There are some Shorinjiryu clubs that have been using for the fifth degree black belt, a red and black square panelled belt.


In Ishino Shorinjiryu Genbukan Karate, Shihan Ishino does not use the “Renshi” belt or the red and black panelled belt.

Many Karate clubs follow the Judo tradition of wearing special belts for sixth, seventh and eight degree black belt by using a red and white square panelled belt, sometimes referred to as a “Rokudan belt” or “Kohaku” belt.


It should be noted, that even though Hanshi Masayuki Kukan Hisataka, the president and chief instructor of Shorinjiryu Kenkokan Karatedo, was himself a high ranking Judo black belt and is familiar with the required qualification of sixth degree black belt in Judo to wear the “Rokudan belt”, he has decided to allow fifth degree black belts in Shorinjiryu Kenkokan Karatedo to wear the “Rokudan belt”, for whatever his reasons are ?!?!

Even more strangely I have noticed that in some Jiu Jitsu clubs they have been awarding the “Rokudan belt to fourth degree black belts ?!?! I would have expected that they would follow more closely to the Judo’s belt designations.

Shihan Ishino is currently seventh degree black belt and wears the red and white panelled belt.



In Judo, the solid red belt is worn by ninth and tenth degree black belts. This is the same for most Karate styles including Shorinjiryu. However that being said, I have seen children in open Karate tournaments with red belts. In those clubs, the red belt is used as the next belt colour following the first promotion from beginner white belts. This makes me wonder what is the coloured belt their style uses for tenth degree black belt?!?


The Korean martial arts styles are different, as some taekwondo clubs use a red belt in place of the brown belt.

In the World Karate Federation Karate (WKF) competitons, they use blue belts and red belts for black belt team competitions to distinguish one team from the other. Possibly because red vs blue are the best two basic colours that can be used to indicate opposing teams.
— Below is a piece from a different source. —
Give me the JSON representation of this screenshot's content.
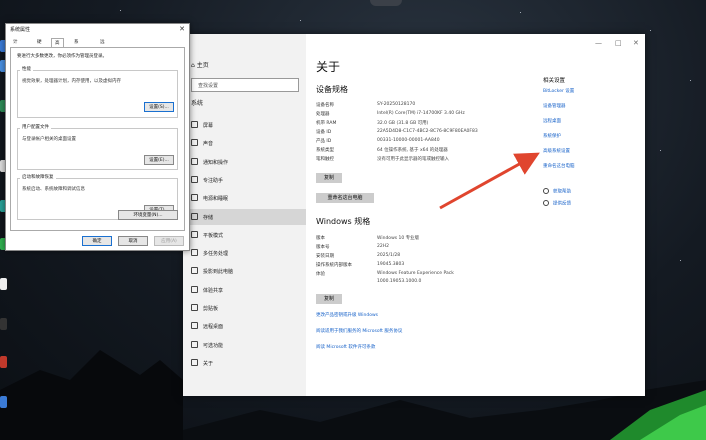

So reader are you confused yet?

No plural in Japanese

This is a small point. There is no plural in Japanese. You would say one kata or two kata. You would not say two katas. You don’t add the English letter “s” to Japanese words to make them plural.

Also I would say that there are two sensei, not two senseis. Or I will teach two waza, not two wazas. Or there are two dojo in Kingston , not two dojos in Kingston. Or I would refer to the five Pinan kata rather than the five Pinan katas. So no plural in Japanese.